DATA TO USE section start

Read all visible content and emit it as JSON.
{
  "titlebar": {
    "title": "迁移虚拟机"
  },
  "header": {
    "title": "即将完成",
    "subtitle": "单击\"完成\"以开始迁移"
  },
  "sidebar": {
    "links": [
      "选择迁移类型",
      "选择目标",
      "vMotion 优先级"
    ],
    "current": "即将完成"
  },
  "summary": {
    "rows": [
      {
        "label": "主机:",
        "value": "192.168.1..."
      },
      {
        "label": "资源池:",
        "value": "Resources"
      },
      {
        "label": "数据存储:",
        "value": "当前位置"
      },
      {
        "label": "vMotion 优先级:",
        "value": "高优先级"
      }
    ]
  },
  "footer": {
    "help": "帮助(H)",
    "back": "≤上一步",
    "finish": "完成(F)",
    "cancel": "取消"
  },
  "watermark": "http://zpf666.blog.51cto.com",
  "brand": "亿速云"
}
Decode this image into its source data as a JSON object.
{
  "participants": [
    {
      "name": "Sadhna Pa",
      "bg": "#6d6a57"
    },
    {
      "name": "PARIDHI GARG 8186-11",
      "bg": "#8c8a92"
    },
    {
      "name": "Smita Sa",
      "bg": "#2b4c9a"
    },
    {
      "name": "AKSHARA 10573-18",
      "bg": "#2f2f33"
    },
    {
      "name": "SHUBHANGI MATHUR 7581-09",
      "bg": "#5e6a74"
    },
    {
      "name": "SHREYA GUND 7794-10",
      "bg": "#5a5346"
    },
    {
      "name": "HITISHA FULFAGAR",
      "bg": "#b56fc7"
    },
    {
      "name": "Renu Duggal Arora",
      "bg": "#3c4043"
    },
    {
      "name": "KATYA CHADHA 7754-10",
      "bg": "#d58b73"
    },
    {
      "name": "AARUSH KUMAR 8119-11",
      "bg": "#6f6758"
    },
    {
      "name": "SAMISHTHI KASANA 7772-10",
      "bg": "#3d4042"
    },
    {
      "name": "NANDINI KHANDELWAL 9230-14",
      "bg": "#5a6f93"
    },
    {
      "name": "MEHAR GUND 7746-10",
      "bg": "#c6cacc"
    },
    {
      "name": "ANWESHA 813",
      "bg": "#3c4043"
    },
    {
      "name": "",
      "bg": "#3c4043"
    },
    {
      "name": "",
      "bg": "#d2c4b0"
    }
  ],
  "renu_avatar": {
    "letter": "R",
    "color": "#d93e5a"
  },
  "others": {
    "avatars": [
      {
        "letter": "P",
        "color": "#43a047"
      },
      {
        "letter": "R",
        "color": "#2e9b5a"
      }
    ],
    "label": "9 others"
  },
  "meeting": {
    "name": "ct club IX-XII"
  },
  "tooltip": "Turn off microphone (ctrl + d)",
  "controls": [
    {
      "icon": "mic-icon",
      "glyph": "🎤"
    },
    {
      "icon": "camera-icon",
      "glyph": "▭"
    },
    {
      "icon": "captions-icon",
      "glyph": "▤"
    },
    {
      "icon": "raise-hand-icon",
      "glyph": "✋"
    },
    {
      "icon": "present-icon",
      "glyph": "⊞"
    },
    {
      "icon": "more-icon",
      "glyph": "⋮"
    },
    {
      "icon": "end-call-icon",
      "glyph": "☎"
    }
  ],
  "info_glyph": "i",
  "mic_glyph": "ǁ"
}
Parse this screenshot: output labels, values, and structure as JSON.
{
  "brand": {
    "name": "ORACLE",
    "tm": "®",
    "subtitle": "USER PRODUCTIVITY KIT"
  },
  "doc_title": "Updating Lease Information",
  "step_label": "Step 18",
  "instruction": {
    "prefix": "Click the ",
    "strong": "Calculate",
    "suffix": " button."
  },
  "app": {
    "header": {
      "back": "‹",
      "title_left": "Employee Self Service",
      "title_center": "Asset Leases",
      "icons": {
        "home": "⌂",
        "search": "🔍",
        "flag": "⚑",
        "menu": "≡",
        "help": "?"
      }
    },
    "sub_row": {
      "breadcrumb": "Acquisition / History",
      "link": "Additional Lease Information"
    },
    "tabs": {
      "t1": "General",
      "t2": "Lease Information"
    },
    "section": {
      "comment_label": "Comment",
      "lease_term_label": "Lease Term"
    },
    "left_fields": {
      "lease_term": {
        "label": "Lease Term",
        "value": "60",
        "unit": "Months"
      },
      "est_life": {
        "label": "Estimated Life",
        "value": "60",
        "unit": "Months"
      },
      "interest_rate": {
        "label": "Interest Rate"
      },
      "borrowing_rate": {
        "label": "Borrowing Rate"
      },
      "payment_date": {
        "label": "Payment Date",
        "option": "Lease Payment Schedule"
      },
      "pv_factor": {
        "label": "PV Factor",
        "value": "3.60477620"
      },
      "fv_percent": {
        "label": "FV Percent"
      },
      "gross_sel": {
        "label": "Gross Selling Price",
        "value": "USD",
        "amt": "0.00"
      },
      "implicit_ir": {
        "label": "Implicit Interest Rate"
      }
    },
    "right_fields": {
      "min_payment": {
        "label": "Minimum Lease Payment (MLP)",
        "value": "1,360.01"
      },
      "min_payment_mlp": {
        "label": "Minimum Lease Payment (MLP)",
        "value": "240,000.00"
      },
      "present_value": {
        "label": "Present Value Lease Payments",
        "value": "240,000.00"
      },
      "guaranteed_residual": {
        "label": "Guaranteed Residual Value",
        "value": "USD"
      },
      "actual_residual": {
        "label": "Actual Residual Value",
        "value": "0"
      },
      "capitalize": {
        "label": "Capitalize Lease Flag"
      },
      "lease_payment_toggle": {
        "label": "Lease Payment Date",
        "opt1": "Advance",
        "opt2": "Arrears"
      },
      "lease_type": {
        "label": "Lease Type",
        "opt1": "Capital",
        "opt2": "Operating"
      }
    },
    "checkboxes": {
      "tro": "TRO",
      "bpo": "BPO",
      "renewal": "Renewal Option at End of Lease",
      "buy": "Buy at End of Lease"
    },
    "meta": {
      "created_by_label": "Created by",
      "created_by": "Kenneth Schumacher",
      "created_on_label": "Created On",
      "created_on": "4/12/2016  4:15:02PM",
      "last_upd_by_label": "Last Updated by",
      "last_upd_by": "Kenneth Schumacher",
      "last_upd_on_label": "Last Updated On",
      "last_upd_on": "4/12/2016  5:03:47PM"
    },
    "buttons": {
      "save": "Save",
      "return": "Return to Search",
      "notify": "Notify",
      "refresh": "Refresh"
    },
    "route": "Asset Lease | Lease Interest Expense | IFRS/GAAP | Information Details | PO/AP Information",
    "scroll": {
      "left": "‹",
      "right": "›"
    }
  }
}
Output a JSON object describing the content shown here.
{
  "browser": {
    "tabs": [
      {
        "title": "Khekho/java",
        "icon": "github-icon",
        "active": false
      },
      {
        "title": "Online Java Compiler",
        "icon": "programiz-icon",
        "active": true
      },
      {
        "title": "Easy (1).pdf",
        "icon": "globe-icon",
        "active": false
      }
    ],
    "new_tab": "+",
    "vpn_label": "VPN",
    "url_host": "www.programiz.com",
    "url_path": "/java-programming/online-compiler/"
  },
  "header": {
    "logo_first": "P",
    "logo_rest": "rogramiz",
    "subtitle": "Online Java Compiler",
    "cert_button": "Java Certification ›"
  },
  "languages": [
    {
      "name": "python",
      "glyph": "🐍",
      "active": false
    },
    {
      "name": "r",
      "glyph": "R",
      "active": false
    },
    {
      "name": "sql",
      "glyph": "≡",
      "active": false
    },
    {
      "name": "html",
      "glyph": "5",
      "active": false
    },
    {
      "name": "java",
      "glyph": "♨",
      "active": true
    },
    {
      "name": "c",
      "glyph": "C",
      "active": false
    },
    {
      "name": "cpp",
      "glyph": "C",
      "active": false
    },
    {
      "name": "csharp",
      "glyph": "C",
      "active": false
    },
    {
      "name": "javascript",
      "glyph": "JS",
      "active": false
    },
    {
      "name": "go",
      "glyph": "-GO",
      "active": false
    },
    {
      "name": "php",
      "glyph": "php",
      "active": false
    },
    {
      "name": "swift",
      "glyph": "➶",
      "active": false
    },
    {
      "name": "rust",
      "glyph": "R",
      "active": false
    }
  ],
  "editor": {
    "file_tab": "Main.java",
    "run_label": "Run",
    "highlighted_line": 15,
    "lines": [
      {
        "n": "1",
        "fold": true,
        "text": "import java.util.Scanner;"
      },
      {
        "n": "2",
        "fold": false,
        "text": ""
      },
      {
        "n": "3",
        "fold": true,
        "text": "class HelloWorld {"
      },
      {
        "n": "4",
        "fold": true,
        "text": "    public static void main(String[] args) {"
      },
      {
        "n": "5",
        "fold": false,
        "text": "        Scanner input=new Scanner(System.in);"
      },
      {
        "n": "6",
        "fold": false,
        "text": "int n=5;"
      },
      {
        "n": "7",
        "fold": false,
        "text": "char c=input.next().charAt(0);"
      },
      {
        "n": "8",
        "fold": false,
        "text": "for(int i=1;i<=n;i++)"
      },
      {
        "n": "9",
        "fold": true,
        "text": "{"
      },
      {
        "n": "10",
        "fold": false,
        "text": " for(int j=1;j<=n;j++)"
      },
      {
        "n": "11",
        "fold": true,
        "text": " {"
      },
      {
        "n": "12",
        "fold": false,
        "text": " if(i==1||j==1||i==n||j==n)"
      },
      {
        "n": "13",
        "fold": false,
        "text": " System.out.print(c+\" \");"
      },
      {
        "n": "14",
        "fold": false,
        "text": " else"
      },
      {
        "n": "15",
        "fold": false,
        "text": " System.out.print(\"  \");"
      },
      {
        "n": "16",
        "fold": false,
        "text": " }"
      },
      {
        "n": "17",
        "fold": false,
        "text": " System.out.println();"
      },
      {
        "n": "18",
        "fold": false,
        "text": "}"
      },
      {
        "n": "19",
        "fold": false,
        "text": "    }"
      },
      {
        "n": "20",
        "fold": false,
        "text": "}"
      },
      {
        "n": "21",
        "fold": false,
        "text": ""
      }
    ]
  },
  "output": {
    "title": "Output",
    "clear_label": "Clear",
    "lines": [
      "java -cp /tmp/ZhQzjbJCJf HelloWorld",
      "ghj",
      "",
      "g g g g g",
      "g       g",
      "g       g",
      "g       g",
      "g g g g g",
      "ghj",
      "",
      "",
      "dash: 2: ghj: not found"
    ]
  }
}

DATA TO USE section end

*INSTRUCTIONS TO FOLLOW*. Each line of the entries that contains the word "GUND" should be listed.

*THE ANSWER*.
      "name": "SHREYA GUND 7794-10",
      "name": "MEHAR GUND 7746-10",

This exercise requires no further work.